Lois Lowry’s book The Giver is an incredible book that will entice both young adult readers and adults alike and will induce critical thinking of many aspects. It truly deserves its Newbery Award.
In a radical departure from her realistic fiction and comic chronicles of Anastasia, Lowry creates a chilling, tightly controlled future society where all controversy, pain, and choice have been expunged, each childhood year has its privileges and responsibilities, and family members are selected for compatibility. As Jonas approaches the ``Ceremony of Twelve,'' he wonders what his adult ``Assignment'' will be. Father, a ``Nurturer,'' cares for ``newchildren''; Mother works in the ``Department of Justice''; but Jonas's admitted talents suggest no particular calling. In the event, he is named ``Receiver,'' to replace an Elder with a unique function: holding the community's memories--painful, troubling, or prone to lead (like love) to disorder; the Elder (``The Giver'') now begins to transfer these memories to Jonas. The process is deeply disturbing; for the first time, Jonas learns about ordinary things like color, the sun, snow, and mountains, as well as love, war, and death: the ceremony known as ``release'' is revealed to be murder. Horrified, Jonas plots escape to ``Elsewhere,'' a step he believes will return the memories to all the people, but his timing is upset by a decision to release a newchild he has come to love.
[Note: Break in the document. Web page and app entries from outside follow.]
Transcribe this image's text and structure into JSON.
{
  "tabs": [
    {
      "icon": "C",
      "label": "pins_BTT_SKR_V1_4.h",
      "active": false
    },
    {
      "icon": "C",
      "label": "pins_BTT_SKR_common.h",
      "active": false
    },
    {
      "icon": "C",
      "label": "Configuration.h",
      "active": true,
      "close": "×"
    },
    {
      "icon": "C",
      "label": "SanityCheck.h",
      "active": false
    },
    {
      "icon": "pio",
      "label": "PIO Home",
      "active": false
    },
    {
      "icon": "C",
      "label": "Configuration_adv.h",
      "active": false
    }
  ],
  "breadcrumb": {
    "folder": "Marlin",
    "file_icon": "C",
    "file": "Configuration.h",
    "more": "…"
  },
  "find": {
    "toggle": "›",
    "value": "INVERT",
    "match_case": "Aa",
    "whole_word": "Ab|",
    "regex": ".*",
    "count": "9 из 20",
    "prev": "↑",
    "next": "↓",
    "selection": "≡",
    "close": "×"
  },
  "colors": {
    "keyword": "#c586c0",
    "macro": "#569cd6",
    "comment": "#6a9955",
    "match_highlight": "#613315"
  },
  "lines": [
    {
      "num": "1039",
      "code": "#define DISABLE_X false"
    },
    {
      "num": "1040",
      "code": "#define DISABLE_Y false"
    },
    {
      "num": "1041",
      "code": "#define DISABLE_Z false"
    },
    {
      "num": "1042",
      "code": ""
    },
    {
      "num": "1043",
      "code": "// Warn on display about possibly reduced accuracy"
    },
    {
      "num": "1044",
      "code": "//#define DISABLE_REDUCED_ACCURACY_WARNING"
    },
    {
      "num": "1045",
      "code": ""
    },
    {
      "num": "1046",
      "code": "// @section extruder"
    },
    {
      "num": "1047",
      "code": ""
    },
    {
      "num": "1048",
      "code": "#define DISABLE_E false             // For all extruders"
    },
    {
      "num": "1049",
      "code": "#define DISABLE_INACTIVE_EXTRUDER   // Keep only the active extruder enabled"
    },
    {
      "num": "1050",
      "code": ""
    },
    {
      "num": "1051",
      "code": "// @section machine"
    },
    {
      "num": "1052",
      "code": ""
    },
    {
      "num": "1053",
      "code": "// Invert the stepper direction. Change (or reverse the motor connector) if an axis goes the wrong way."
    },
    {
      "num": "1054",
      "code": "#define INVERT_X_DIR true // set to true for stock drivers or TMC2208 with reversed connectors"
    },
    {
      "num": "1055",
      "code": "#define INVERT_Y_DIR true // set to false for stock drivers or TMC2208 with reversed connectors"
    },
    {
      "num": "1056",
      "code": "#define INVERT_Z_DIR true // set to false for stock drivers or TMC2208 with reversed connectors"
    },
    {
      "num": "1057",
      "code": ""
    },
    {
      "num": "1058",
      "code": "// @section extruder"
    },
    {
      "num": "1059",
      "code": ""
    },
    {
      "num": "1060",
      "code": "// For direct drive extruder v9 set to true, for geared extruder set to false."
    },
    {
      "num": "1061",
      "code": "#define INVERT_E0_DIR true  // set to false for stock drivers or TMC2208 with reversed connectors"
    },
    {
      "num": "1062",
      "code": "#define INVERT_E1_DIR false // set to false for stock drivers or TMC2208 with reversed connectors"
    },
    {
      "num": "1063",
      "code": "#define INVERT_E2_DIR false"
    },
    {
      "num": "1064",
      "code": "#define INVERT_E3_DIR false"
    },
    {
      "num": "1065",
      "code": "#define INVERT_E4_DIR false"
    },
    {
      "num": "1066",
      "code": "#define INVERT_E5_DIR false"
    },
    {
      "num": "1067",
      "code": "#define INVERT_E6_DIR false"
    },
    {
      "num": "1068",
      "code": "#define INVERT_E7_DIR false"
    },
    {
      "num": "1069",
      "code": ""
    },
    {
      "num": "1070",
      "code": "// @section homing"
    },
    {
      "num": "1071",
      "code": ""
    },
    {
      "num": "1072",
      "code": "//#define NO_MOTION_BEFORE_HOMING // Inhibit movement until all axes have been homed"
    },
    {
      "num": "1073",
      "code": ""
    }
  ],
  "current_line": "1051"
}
Ill-equipped, Jonas sets out with the baby on a desperate journey whose enigmatic conclusion resonates with allegory: Jonas may be a Christ figure, but the contrasts here with Christian symbols are also intriguing. Wrought with admirable skill--the emptiness and menace underlying this Utopia emerge step by inexorable step: a richly provocative novel. (Fiction. 12+) (March 1, 1993)
SCHOOL LIBRARY JOURNAL
Gr 6-9-- In a complete departure from her other novels, Lowry has written an intriguing story set in a society that is uniformly run by a Committee of Elders. Twelve-year-old Jonas's confidence in his comfortable ``normal'' existence as a member of this well-ordered community is shaken when he is assigned his life's work as the Receiver. The Giver, who passes on to Jonas the burden of being the holder for the community of all memory ``back and back and back,'' teaches him the cost of living in an environment that is ``without color, pain, or past.'' The tension leading up to the Ceremony, in which children are promoted not to another grade but to another stage in their life, and the drama and responsibility of the sessions with The Giver are gripping. The final flight for survival is as riveting as it is inevitable. The author makes real abstract concepts, such as the meaning of a life in which there are virtually no choices to be made and no experiences with deep feelings. This tightly plotted story and its believable characters will stay with readers for a long time. --Amy Kellman, The Carnegie Library of Pittsburgh (May 1, 1993)
*Ask the discussion group what they thought of the ending and how they interpreted it. Does Jonas and Gabe survive?
*Discuss the foreshadowing of events.
*Discuss the meaning of the name of Rosemary, the last Reciever-in-Training, and Gabe (Gabriel) and how are they connected to the story.
*Have the readers read Lois Lowry’s sequels Blue Gathering and Messenger, which will provide an answer to the question Jonas and Gabe’s survival, and have them discuss the plot of the books in relation to The Giver.